The roux is a distinguishing feature, and an essential part of the Cajun version of jambalaya, the brown jambalaya. Both creole and Cajun roux are based on the original French roux. Cajun roux is made from oil or bacon fat rather than butter. The flour and fat is cooked together for much longer to produce a result of varying depth of colour. Darker roux are used for sausage or alligator, while lighter roux are used for seafood dishes. Cajun roux tends to be darker than creole (creole roux is sometimes made with butter and flour which has first been toasted).
There is also a Cajun version of gumbo an almost-stew, thickened with roux and often using meat (chicken and sausage). If you add a little chorizo it gives a smoky depth, achieved in authentic cooking with the use of andouille. Cajun cuisine uses andouille and tasso** (heavily peppered and smoked pork or beef) instead of pickled pork and chaurice (the creole equivalent of andouille). Gumbo is now the state dish of Louisiana.
Other Cajun dishes include fried catfish and dirty rice (a sort of pilaf with chicken livers, and the Holy Trinity). Almost synonymous with Cajun food is the crayfish which even has a dedicated festival.
The famous New Orleans chef Paul Prudhomme, author of Authentic Cajun Cooking for the manufacturers of Tabasco, overlaid the simple cooking methods and recipes of Cajun cooking with uncharacteristic sophistications, and, it seems, further contributed to the confusion by even renaming some creole dishes as being Cajun. He worked at a well-known New Orleans restaurant, The Commander’s Palace – a restaurant which now proudly states on its website, that it’s ‘respectful of the past – but never reined in by it.’ – the cooking embodiment, if you like, of the concept so perfectly expressed in L Kasimu Harris’s photograph, The Road Ahead.
Paul Prudhomme died a few days ago and William Grimes’ obituary in the International New York Times describes him as:
“A bear of a man…with an outsize smile, a wraparound beard, and a hearty manner… His natural exhuberance and Falstaffian presenc made him a walking advertisement for the joys of Cajun cuisine. ‘Cajun makes you happy’ he told People in 1985, ‘It’s emotional. You can’t eat a plate of Cajun food and not have good thoughts'”
Required reading on Cajun and creole food:
Who’s Your Mama, Are You Catholic and Can You Make a Roux?, by Marcelle Bienvenu…. just the title would make this worth reading, but in fact it’s an interesting scrapbook history of the cooking of the area.
Africans in Colonial Louisiana: The Development of Afro-Creole Culture in the Eighteenth Century by Gwendolyn Midlo Hall is a rigorous piece of research into the different African cultures and the effect on the developing society.

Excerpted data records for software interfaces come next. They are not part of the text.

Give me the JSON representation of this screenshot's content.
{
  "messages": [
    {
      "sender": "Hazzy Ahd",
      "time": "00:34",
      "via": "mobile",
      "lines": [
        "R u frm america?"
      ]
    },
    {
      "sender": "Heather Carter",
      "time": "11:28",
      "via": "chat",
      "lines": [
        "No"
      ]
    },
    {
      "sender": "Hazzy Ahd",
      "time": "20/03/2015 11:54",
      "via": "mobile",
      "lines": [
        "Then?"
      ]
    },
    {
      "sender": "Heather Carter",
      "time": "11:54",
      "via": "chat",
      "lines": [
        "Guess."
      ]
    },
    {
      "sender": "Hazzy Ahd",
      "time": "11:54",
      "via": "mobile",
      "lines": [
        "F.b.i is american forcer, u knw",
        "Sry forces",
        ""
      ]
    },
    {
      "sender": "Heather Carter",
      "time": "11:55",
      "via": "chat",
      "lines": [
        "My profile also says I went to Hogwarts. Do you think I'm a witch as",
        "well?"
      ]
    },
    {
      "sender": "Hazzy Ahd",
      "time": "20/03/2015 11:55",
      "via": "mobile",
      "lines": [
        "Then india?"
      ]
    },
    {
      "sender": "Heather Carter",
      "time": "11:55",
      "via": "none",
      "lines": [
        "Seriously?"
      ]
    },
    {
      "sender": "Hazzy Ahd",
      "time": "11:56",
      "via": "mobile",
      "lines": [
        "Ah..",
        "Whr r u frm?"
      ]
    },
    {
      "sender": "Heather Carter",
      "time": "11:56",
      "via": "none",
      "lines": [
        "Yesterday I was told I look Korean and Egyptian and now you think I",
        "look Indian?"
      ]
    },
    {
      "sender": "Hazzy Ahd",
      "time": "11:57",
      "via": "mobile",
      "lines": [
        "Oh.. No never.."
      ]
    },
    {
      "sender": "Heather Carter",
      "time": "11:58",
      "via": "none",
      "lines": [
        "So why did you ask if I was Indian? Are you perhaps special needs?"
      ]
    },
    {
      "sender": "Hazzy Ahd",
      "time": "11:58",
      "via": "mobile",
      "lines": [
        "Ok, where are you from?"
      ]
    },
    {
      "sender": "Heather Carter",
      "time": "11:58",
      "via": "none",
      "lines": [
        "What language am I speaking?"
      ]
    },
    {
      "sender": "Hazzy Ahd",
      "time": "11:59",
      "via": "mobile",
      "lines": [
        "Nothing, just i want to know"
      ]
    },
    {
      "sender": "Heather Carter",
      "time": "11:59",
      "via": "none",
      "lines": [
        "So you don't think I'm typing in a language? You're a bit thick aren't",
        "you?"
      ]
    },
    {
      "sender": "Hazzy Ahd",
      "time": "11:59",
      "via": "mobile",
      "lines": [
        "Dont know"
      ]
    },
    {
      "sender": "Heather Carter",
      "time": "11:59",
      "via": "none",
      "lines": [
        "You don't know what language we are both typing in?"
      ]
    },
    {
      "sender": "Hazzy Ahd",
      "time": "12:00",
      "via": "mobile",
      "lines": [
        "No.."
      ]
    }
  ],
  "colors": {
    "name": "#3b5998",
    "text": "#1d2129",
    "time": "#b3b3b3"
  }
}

New Orleans: A Food Biography by Elizabeth M. Williams, founder of the Southern Food and Beverage Museum in New Orleans
Just out is Deep South: New Southern Cooking by Brad McDonald
What to try and what to buy in New Orleans
Try a beignet (a kind of pastry) and a café au lait at the Café du Monde; or go to the French market and try a muffuletta (an enormous sandwich comprising provalone, mortadella, and olive and pickle salad originally brought to the city by Italian immigrants).
Buy some of Tony Chachere’s creole seasoning to take home.
*ever wondered what a ‘bayou’ is? It’s slow-moving water or a marshy lake.
**For an excellent article on Tasso published in the Chicago Tribune follow this link.
Music to listen to while you read and cook
Below listen to the Jimmy Giuffre Trio’s The Swamp People, as well as Don Vappie and Jazz Créole, with a medley of Tin Roof Blues, Creole Blues and Buddy Bolden Blues.